States cut Medicaid as millions of jobless workers look to safety net  Politico, May 5 States facing sudden drops in tax revenue amid the pandemic are announcing deep cuts to their Medicaid programs just as millions of newly jobless Americans are surging onto the rolls. And state officials are worried that they’ll have to slash benefits for patients and payments to health providers in the safety net insurance program for the poor unless they get more federal aid. State Medicaid programs in the last economic crisis cut everything from dental services to podiatry care — and reduced payments to hospitals and doctors in order to balance out spending on other needs like roads, schools and prisons. Medicaid officials warn the gutting could be far worse this time, because program enrollment has swelled in recent years largely due to Obamacare’s expansion. The looming crisis facing Medicaid programs “is going to be the ’09 recession on steroids,” said Matt Salo, the head of the National Association of Medicaid Directors. “It’s going to hit hard, and it’s going to hit fast.”  read more

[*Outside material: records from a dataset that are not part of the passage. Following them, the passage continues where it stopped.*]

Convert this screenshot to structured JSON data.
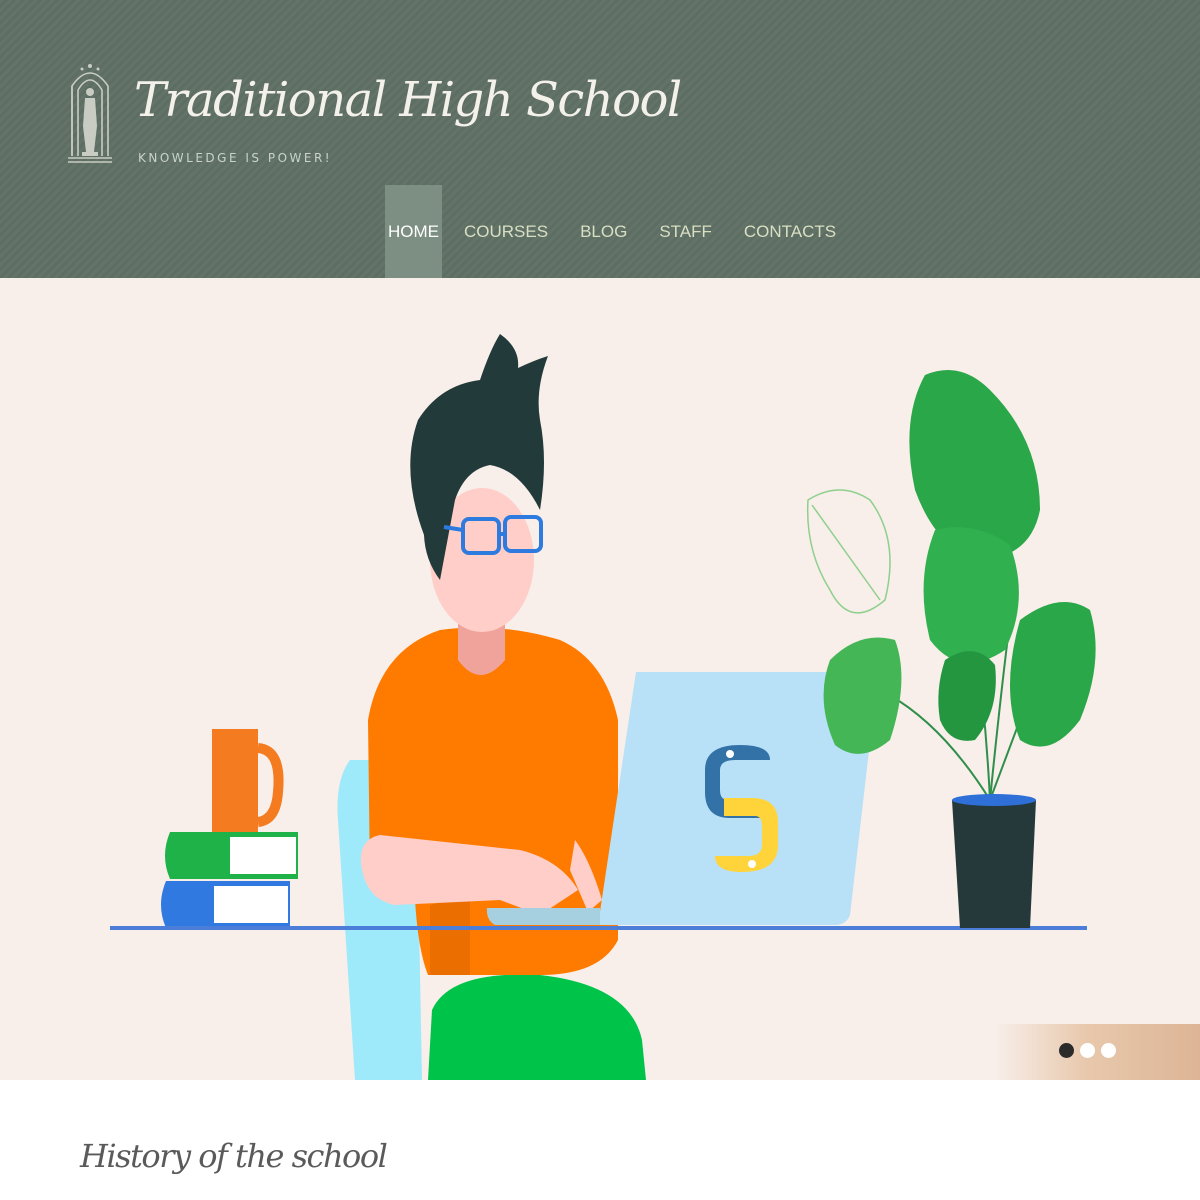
{
  "site": {
    "title": "Traditional High School",
    "tagline": "KNOWLEDGE IS POWER!"
  },
  "nav": {
    "items": [
      {
        "label": "HOME",
        "active": true
      },
      {
        "label": "COURSES",
        "active": false
      },
      {
        "label": "BLOG",
        "active": false
      },
      {
        "label": "STAFF",
        "active": false
      },
      {
        "label": "CONTACTS",
        "active": false
      }
    ]
  },
  "hero": {
    "illustration": "person-coding-python-laptop-illustration",
    "slides": 3,
    "active_slide": 1
  },
  "main": {
    "heading": "History of the school"
  },
  "colors": {
    "header_bg": "#5f7065",
    "nav_active_bg": "#7d8e82",
    "hero_bg": "#f8eeea"
  },
  "icons": {
    "logo": "statue-arch-emblem-icon",
    "python": "python-logo-icon"
  }
}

Molina readies for ‘significant’ Medicaid member bump as more lose jobs  HelathcareDive, May 1 Another 3.8 million Americans filed for unemployment last week, bringing the total of out-of-work Americans to more than 30 million since the outbreak unfolded. That presents an opportunity for insurers like Molina that are primarily positioned in Medicaid and Affordable Care Act exchange lines of business. Medicaid coverage is based on income and reserved for low-income Americans and the marketplace, or exchanges, tie coverage to income and financial help for those with incomes below a certain threshold. Although its membership is likely to swell due to current economic conditions, Molina CEO Joe Zubretsky cautioned investors Friday by saying, “by how much we do not yet know.” Zubretsky said Medicaid has proven it’s a stress-tested model that works in both robust economies and those in a recession. So far, through April 27, 950 of Molina’s members have been hospitalized with COVID-19, a small fraction of Molina’s 3.4 million membership base. The average length of stay was about 10 days for these members, but they have not been able to assess the costs per episode yet, executives said Friday.  read more